I’ve done projects all my life. With projects. you realize that you don’t have to hit home runs ever. Singles are better than a home run. People who talk to me about regrets after business school bought safety when they left. They started wanting to do that for four years. But what they don’t do when they get there is share an apartment and eat brown rice and white beans everyday. Instead, they buy a BMW (since they have a miserable job) and the next thing you know, they get a promotion and stock options. Then, they worry about losing the stock options – haven’t you guys gone to your sunk cost class?
Trade safety for acceleration and freedom.
On being “on duty.” If you can be the person you choose to be when you are being judged, you can be that person all the time. Then your life becomes way simpler. You don’t have to worry about who’s watching. Just be that person in your private life and you’re going to do great. The mistake is to let the person in private be the person you are all the time. Then you are going to disappoint us.
On management and leadership. Management is getting people to do what they did yesterday, but faster and cheaper. Leadership is helping people go where they want to go. Leadership is about getting people signed up to do what all of us want.
On the AltMBA. The goal is to transform into people who see the world as it is, to understand how to use words and images to cause other people to change their mind, and how to make better decisions. If we can help people do those three things, the sky is the limit.
Everyone of you, even those with appropriately sized egos, is more powerful than you imagine. The challenge we face is – given that power, what are you going to do with it?
On creative process. As I get older, I get better at my creative process and get less creative. Because I don’t think those two things go together. There is no such thing as a creative process. Creativity is the work you do when you are not afraid. And whatever method you can find to stop being paralyzed by your fear – because you can’t make it go away – but so that you can dance with it is good. People who have something to show for their creativity have it because they decided it was important and cared enough to live with the fear.
Every one of you is an artist who has been pushed to fit in. The hard part now is to care enough to fail, to care enough to say – “Here, I made this.” And, when the person says – “I don’t like this, I don’t like you, you are a fraud”, you can say – “Oh, it must not be for you.” Then, offer it to somebody else.
You get to be the best in the world by not running away from the hard work that makes you the best in the world.
On quitting. Quit before you start if you are not prepared to stick it out to the end.
On parenting. Every kid is home-schooled between 3-11 o’clock at night. Even if you are not at home, they are home-schooled. You’re going be asked to trade-off time with your family for metrics of money or notoriety. I hope you’ll choose to trade some of it, maybe even a lot of it … because they are counting on you.

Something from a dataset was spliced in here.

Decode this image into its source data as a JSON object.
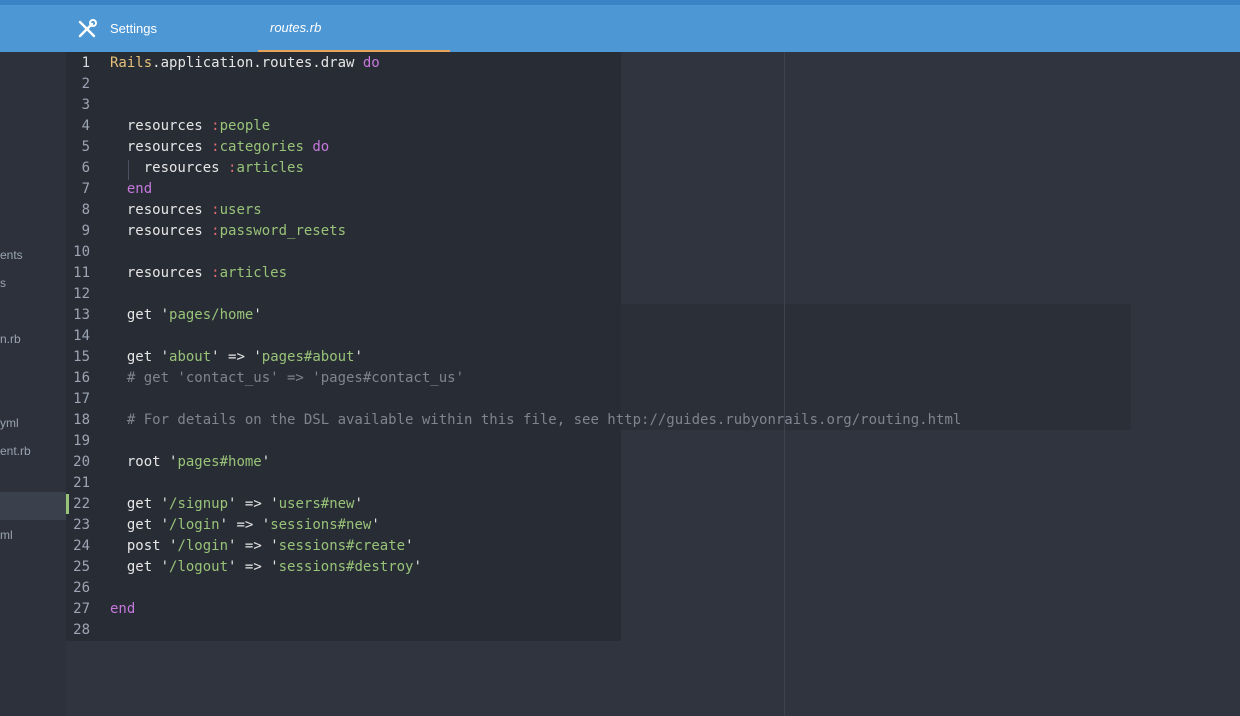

On difficulty. I’ve been bounding out of bed every morning for 38 years. It is a choice. I’ve been to places where any of us would do almost anything to not have to live in that village with no electricity. And I remind myself on a regular basis – this is not hard work. This might be difficult, but it is not hard work. Hard work involves helping someone with leprosy, burying someone you grew up with. This is the safest human beings have been in our history, more powerful. What a privilege.
On infinite games. As the industrial age ends, information is not finite. Either we keep playing finite games and blow ourselves up, or we adopt a different mindset and keep playing. We won’t pass it forward because we will win. We pass it forward because we can.
Rohan Rajiv is a second-year student in Kellogg’s Full-Time Two-Year Program and a Siebel Scholar.Prior to Kellogg he worked as a consultant serving clients across 14 countries in Europe, Asia, Australia and South America. He interned at LinkedIn in Business Operations and will be heading back to LinkedIn full-time after he graduates in June 2016. He blogs a learning every day, including his MBA Learnings series, on www.ALearningaDay.com.